Religious discussion of human organs and tissues has concentrated largely on donation for therapeutic purposes. The retrieval and use of human tissue samples in diagnostic, research, and education contexts have, by contrast, received very little direct theological attention. Initially undertaken at the behest of the National Bioethics Advisory Commission, this essay seeks to explore the theological and religious questions embedded in nontherapeutic use of human tissue.
Disagreement over the legitimacy of direct sterilization continues within Catholic moral debate, with painful and at times confusing ramifications for Catholic healthcare systems. This paper argues that the medical profession should be construed as a key moral authority in this debate, on two grounds. First, the recent revival of neo-Aristotelianism in moral philosophy as applied to medical ethics has brought out the inherently moral dimensions of the history and current practice of medicine.
The topic of organ transplantation is examined from the perspective of three authors: Robert Bellah, Jeremy Rifkin, and Margaret Jane Radin. Introduced by reflections on the development of the justification of organ transplantation within the Roman Catholic community and the various themes raised by the historical study in Richard Titmuss's The Gift Relationship, the paper examines how and in what ways the possible commodification of organs will affect our society and the impacts this may have on the supply of organs.
With rare exceptions, Roman Catholic moral theologians condemn the sale of human organs for transplantation. Yet, such criticism, while rhetorically powerful, often oversimplifies complex issues. Arguments for the prohibition of a market in human organs may, therefore, depend on a single premise, or a cluster of dubious and allied premises, which when examined cannot hold. In what follows, I will examine the ways in which such arguments are configured.

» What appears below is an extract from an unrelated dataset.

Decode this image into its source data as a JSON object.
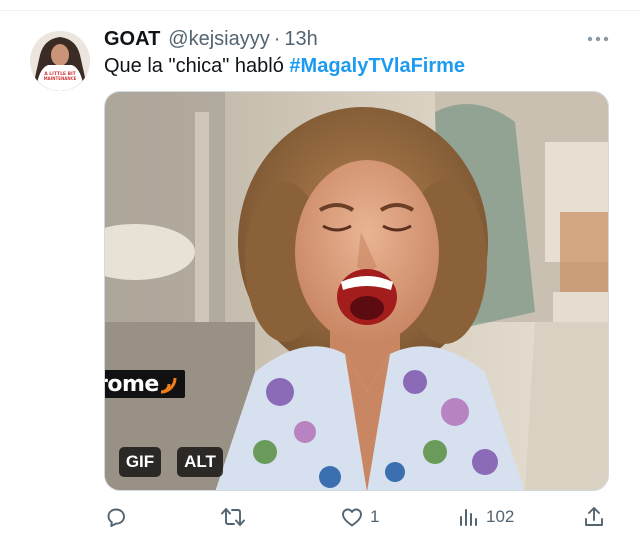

Exclusionary practices in dominant market-based systems are recognized as contributing to global health inequities. Undocumented immigrants are particularly vulnerable to unequal access to healthcare. Humanitarian NGOs strive to respond meaningfully to these health inequities among migrants and undocumented immigrants. Few studies describe the work of humanitarian NGOs that advocate for the right to health of undocumented immigrants in high-income countries.
We report results from an incentivized laboratory experiment undertaken with the purpose of providing controlled evidence on the causal effects of alcohol consumption on risk-taking, time preferences and altruism. Our design disentangles the pharmacological effects of alcohol intoxication from those mediated by expectations, as we compare the behavior of three groups of subjects: those who participated in an experiment with no reference to alcohol, those who were exposed to the possibility of consuming alcohol but were given a placebo and those who effectively consumed alcohol.
With recent developments in community psychiatric services, concern with prevention has become an urgent social, as well as medical challenge. Comprehensive investigation into causation must therefore be given systematic emphasis. This paper is an effort toward clarification of etiology, specifically of the depressive disorder, in terms of early childhood experiences.
International Journal of Psychoanalytic Psychotherapy
This paper traces the transformation of narcissism, paralleling the transformations of object love, occurring between early and late adolescence. Narcissism is examined in terms of three lines of development: erotic self-love, omnipotence, and the regulations of self-esteem. The transition occurs relatively rapidly in most normal and psychoneurotic individuals and involves a massive reorganization of the psyche. The acquisition of a body image of an adult sort probably acts an organizer. A normal consequence is the first romantic love relationship.
The development of narcissism is usually studied from the standpoint of the drives, or more specifically of the libido. This paper considers narcissism from the standpoint of the ego and seeks to delineate separate developmental lines. From this point of view, a variety of forms may be distinguished which are ordinarily structured during the oedipal period. It is postulated that narcissism cannot be considered as truly separable from the vicissitudes of the love and hate of objects.